Photo: International Space Station
The average altitude of the International Space Station’s orbit was raised 2 kilometers (1.2 miles) on Saturday with the help of the engines of Russia’s Progress M-21M cargo craft, the Russian space agency Roscosmos said.
The maneuver, which placed the orbital platform at an altitude of 417 kilometers (259 miles), was done in order to create the best possible conditions for docking the next Russian cargo ship, to be launched Feb. 5 from the Baikonur Cosmodrome in Kazakhstan.
The correction of the ISS orbit was originally planned for Thursday, but was postponed because at that time it would have put the space station “dangerously close” to some “space debris,” which turned out to be a fragment of a U.S. rocket.
The space station’s orbit is raised periodically, since the ISS loses between 100 and 150 meters (330 and 490 feet) of altitude every day due to Earth’s gravitation, solar activity and other factors.

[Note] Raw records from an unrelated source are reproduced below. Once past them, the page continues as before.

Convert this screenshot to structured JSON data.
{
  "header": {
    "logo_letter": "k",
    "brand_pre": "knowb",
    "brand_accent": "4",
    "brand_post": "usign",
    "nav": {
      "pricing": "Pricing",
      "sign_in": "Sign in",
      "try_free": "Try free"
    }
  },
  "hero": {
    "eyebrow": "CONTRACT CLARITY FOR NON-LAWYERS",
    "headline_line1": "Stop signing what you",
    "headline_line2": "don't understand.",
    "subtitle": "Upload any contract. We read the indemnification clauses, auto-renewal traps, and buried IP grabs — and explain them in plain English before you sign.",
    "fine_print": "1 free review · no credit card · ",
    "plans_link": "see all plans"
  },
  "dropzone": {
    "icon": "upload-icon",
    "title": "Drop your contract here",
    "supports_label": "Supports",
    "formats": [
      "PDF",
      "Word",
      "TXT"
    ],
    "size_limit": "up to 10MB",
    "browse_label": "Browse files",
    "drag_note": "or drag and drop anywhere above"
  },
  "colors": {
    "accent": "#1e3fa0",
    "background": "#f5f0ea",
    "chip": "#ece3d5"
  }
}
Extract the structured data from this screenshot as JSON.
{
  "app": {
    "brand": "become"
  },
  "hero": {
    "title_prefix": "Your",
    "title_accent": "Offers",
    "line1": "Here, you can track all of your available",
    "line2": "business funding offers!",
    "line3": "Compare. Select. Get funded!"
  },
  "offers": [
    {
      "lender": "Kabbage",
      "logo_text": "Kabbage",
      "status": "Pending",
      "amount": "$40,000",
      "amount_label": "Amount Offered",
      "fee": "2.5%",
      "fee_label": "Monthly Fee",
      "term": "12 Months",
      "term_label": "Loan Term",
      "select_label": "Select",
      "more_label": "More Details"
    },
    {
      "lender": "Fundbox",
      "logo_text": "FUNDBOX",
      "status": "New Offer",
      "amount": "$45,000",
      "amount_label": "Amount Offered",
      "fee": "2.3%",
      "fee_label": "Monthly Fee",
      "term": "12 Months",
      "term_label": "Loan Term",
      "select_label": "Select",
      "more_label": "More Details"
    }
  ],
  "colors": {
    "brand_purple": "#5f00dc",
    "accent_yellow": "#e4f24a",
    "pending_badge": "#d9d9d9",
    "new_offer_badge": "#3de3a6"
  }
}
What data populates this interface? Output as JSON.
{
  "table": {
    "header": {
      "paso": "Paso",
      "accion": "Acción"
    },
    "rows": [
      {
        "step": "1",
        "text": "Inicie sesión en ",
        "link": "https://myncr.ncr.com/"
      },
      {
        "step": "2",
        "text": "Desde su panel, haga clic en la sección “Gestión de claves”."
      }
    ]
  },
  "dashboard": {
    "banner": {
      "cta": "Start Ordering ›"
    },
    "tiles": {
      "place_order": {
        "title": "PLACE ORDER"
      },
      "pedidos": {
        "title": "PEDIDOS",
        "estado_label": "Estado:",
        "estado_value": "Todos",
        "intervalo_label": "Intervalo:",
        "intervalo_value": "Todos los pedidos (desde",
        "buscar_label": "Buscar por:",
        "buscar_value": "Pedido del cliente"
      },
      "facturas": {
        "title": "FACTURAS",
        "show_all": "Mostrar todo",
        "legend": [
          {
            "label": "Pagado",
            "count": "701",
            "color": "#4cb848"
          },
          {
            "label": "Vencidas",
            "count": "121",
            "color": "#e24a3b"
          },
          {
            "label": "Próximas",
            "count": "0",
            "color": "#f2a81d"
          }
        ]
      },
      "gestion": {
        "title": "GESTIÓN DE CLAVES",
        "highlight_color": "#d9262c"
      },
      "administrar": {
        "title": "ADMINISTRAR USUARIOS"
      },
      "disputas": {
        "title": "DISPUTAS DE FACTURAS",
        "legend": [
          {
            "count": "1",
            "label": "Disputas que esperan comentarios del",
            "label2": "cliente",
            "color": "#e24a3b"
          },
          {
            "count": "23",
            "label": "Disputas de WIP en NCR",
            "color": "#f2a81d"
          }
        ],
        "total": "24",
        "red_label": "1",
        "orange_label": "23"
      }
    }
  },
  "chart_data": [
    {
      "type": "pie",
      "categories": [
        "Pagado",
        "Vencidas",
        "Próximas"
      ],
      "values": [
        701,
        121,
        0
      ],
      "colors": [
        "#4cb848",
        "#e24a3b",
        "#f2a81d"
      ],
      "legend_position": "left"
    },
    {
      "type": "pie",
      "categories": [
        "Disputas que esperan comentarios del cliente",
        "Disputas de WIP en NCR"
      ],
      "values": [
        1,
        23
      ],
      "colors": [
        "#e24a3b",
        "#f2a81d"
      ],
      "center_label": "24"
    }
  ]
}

Currently aboard the space station is an expedition with a crew of six: the Russian cosmonauts Oleg Kotov, Sergei Ryazansky and Mikhail Tyurin, American astronauts Michael Hopkins and Richard Mastracchio, and the Japanese astronaut Koichi Wakata.